    Catherine Sampson MSc

    Catherine is a veteran family historian. Her own family history research is mainly concentrated in East Anglia and the North-East.

    She loves history across all periods, both the very early and the more modern. She is a keen social historian and regularly gives talks across Berkshire and the surrounding counties.

    Catherine is Chairman and Projects Coordinator for Berkshire Family History, and a former chairman of Project Purley, Purley’s local history society. She has published several histories of her own family and in 2010 edited “Purley in Old Images”. She is currently working on a new book on the history of Purley’s River Estate.

  • Katie Amos
    Katie Amos
    Local Studies Lead, Reading Central Libraries

    Katie has been working at Reading Library for around 30 years, mostly in the Local Studies Department, where she is now Local Studies Lead. Through her work here, she has developed an interest in family history, and has been researching her own tree for the last 18 odd years. This led to her first book on her Timms family, and her second book came about from a customer request and is on the history of the Mansion House in Prospect Park. When not researching she loves contemporary English folk music, reading and also works for the Hexagon theatre as part of their front of house team.

  • John Harrison
    John Harrison

    John Harrison has been a ringer for sixty years, holding national, regional and local offices. He has published extensively on ringing related topics, including Bells and Bellringing for Shire Books, and a history of ringing in Wokingham.

    He began observing brickwork while he was at Cambridge, when a friend explained the differences between various brick bonds. This led to a lifetime of observation, supplemented by reading, a couple of courses, a bit of research and collecting quite a lot of bricks. He is a member of the British Brick Society. He shares what he has learned through his website and by giving talks.
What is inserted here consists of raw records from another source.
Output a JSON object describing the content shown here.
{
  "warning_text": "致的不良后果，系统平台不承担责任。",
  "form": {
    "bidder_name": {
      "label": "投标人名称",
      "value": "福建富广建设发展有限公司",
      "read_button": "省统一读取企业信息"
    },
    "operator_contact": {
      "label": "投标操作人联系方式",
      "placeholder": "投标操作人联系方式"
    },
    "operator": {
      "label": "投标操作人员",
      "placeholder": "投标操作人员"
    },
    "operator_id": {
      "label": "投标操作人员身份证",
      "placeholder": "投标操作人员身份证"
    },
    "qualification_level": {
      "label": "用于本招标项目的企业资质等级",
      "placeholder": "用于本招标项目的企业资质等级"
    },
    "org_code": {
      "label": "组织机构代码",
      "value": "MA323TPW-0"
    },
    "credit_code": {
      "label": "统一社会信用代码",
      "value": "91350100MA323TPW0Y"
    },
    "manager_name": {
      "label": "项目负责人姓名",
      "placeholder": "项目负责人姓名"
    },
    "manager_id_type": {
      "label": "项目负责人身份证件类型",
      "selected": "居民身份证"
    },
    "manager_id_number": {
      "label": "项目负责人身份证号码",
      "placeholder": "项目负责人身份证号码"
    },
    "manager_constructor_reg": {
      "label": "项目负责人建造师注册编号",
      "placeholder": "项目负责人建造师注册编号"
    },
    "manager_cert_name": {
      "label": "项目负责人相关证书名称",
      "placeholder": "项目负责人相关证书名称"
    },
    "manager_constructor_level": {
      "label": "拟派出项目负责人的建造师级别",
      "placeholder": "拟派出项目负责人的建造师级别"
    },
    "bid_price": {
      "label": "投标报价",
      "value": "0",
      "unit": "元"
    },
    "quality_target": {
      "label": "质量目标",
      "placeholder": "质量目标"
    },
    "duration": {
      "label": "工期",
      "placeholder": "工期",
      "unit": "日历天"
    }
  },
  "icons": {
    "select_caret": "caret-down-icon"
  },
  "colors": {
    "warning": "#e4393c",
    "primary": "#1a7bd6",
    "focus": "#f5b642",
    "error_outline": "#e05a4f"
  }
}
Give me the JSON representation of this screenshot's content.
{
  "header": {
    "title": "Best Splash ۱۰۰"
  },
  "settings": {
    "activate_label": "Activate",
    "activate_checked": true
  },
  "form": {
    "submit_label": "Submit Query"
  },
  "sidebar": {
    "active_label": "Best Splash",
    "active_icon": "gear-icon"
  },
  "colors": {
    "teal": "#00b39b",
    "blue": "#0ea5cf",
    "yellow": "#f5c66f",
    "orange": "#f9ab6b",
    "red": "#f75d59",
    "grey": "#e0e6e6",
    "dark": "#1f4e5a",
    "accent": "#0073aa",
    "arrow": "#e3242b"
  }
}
    He has many other interests (see jaharrison.me.uk/) and gives talks on many other subjects. Before retiring he was a Chartered Engineer and a Chartered Ergonomist.